A little cheat sheet...
"Concept" defined, via google, as:
1. comprehensive or organizing idea (strategy)
2. unit of knowledge abstracted from a set of characteristics attributed to a class of objects, relations, or entities
3. abstract or general idea inferred or derived from specific instances

From Rengel:
types: philisophical, thematic, functional, mood-related, stylistic
main concept: helps to tie the entire project together by providing a dominant structure or idea that all other design ideas adhere to
organizational concept: guides arrangment or order, placement, divisions, and relationships helping to establish a scheme(s) for the project
character concept: style, image, theme helping to give personality(ies) to the project as a whole

section cut

section cuts are one of the many ways designers can show and study spatial relationships, details, connections and other important design features. the key to a successful and informative section cut relies on the designer's ability to cut through the spaces that reveal the most. moreover, a section cut must show your design concept in a clearly legible manner. these sections might help you understand how useful and informative a section can be.

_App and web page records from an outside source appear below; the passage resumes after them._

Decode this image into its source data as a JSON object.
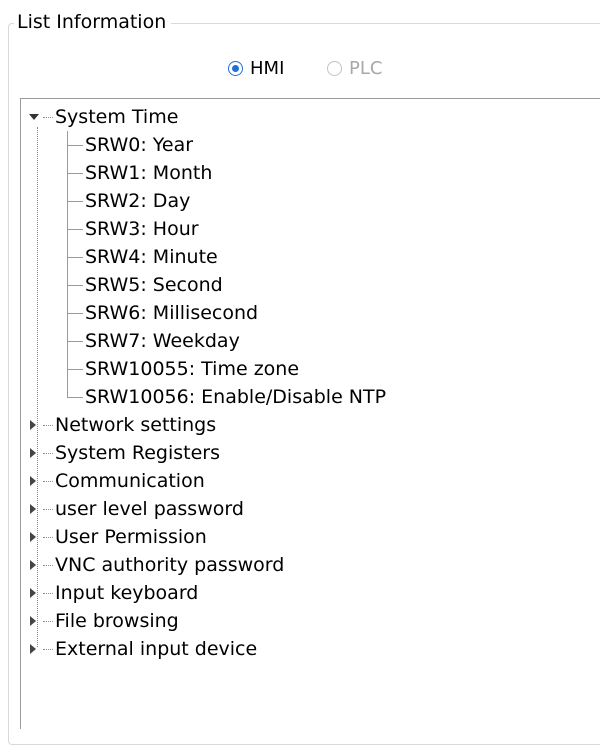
{
  "group": {
    "title": "List Information"
  },
  "mode": {
    "options": [
      {
        "label": "HMI",
        "selected": true,
        "enabled": true
      },
      {
        "label": "PLC",
        "selected": false,
        "enabled": false
      }
    ]
  },
  "tree": {
    "expanded_node": {
      "label": "System Time",
      "children": [
        "SRW0:  Year",
        "SRW1:  Month",
        "SRW2:  Day",
        "SRW3:  Hour",
        "SRW4:  Minute",
        "SRW5:  Second",
        "SRW6:  Millisecond",
        "SRW7:  Weekday",
        "SRW10055:  Time zone",
        "SRW10056:  Enable/Disable NTP"
      ]
    },
    "collapsed_nodes": [
      "Network settings",
      "System Registers",
      "Communication",
      "user level password",
      "User Permission",
      "VNC authority password",
      "Input keyboard",
      "File browsing",
      "External input device"
    ]
  },
  "colors": {
    "radio_accent": "#1f6fd6",
    "disabled_text": "#a8a8a8",
    "border": "#9a9a9a"
  }
}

resources for investigation

Good resources  are a great way to researching for inspiration, precedents or understanding for this project or projects in the future. The most obvious tools would be the research library or the uncg library and its extensive database. Here are some others to add to your bag or tricks.

Saturday, September 27, 2008

constructive criticism and ll cool j

who says watching reality television is a waste of time?

here's a lesson in how NOT to take criticism via this week's Project Runway, where the designers were given the challenge of designing for one another, taking cues from a variety of music genres.

the truly awkward action begins approximately  4 and a half minutes in.


Friday, September 26, 2008

the rest of the semester...

well gang, it's time for another big transition and the image here, dubbed a "squbble" by debbie nestvogel, lays out our time together. a copy of this same graphic can be found on blackboard.

Monday, September 15, 2008

and the academy award for...

the client charrette documentary goes to....
camacho + easterling + jackson + schwarz
for best special effects
eng-goetz + hall + lessane

for best screenplay
farley + giles + stanisic + stokes

for best editing
brown + dipasquale + neitzel + takeda

for best voice over
the results for these special awards have been verified by the accounting firm of pike+rowland.

six thumbs down

today, we reviewed all the blogs in the class. disheartened by the lack of care in the quality of the blogs, in the style of movie-reviewers siskel and ebert, we gave your blogs a RESOUNDING six thumbs down!!! Y-I-K-E-S! next reviews in a week: do better.

six thumbs up

thanks to the following students for taking care in their craft and content of the blogs at this point in the semester. all class members should look at these nine blogs and leave a substantive comment that speaks to the information contained there AND the way it was represented.

anna will
emme zheng
heather link
katrina fischer
laura dipasquale
laura snoderly
monique farley
nacarra lessane
sara easterling

we encourage all members of the communitybydesign studio (iar201) to redouble their efforts with these nine blogs as the "thumbs up" standard for the class. remember that these blogs are your own outward link to the world about the work you do as designers. they should be your best work always. moreover, we utilize your blog as a means to assess your effots and performance in this course.

Tuesday, September 9, 2008

playful spaces.

to aid your ongoing research on bus|shelter + shelter|bus, check out this VIDEO on youtube to observe the ways in which humans interact with one another in relationship to a given shelter. great design by bruno taylor.

thanks to edgar for finding the video!